[Web page and app entries]
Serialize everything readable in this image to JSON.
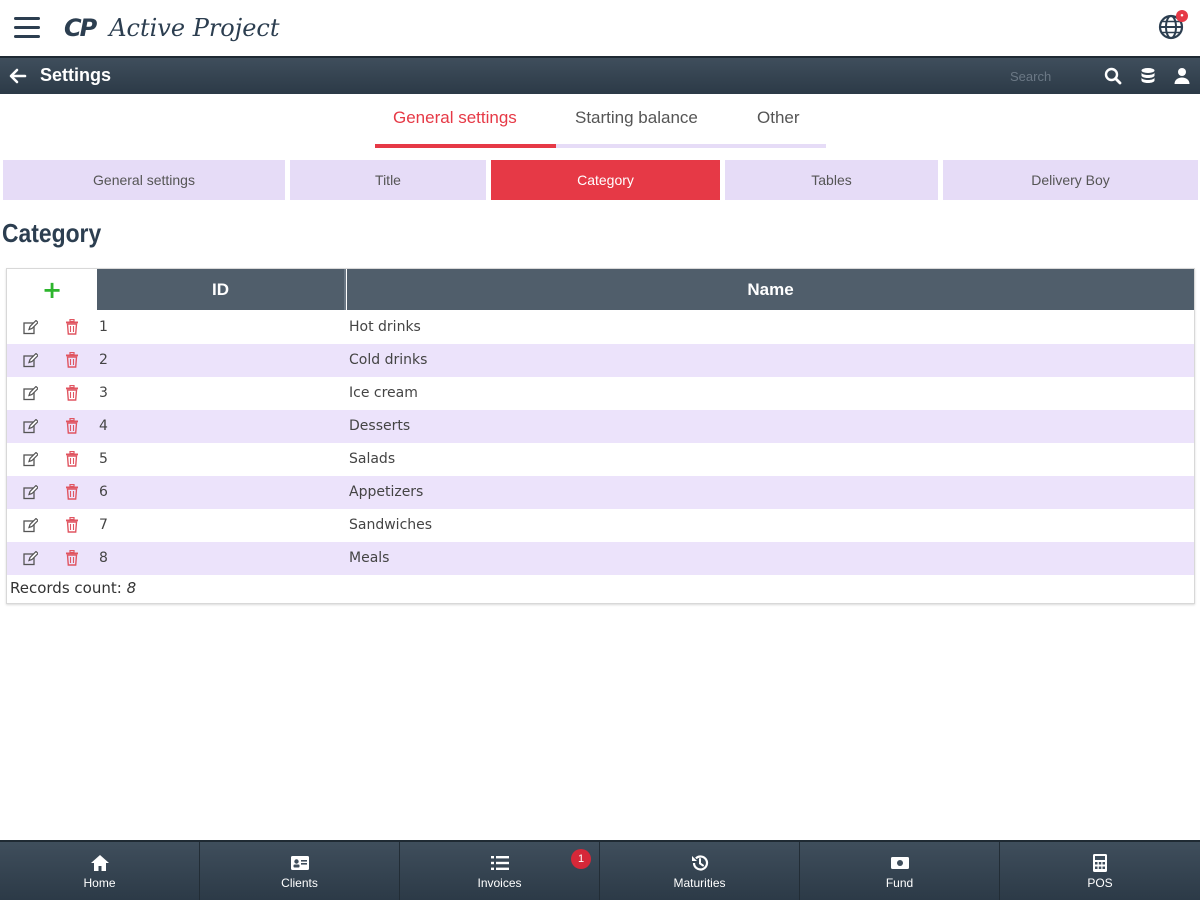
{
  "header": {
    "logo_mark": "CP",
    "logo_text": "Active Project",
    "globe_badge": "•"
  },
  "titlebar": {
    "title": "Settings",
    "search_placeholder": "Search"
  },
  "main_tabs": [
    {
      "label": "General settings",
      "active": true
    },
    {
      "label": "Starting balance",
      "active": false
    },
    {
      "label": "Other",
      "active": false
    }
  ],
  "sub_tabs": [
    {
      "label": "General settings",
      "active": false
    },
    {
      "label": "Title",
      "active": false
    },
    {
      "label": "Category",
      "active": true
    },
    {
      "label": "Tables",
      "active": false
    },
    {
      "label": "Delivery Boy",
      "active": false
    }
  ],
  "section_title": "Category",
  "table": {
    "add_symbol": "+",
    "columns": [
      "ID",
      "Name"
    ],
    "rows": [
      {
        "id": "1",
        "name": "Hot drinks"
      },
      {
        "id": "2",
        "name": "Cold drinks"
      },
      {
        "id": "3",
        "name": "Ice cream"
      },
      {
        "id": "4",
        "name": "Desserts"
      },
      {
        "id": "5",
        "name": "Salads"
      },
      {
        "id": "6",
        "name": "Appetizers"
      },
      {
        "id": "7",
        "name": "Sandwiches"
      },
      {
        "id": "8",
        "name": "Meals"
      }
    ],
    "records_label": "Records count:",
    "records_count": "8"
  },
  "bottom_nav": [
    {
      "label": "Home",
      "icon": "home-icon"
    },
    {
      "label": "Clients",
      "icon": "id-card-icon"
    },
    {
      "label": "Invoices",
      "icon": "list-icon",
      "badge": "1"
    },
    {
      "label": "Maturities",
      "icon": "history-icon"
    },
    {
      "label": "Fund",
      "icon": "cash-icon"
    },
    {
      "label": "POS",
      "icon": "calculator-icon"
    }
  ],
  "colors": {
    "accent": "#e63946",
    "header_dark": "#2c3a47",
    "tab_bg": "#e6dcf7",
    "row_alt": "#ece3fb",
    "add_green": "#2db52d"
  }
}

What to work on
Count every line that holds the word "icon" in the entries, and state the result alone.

Result for this exercise
6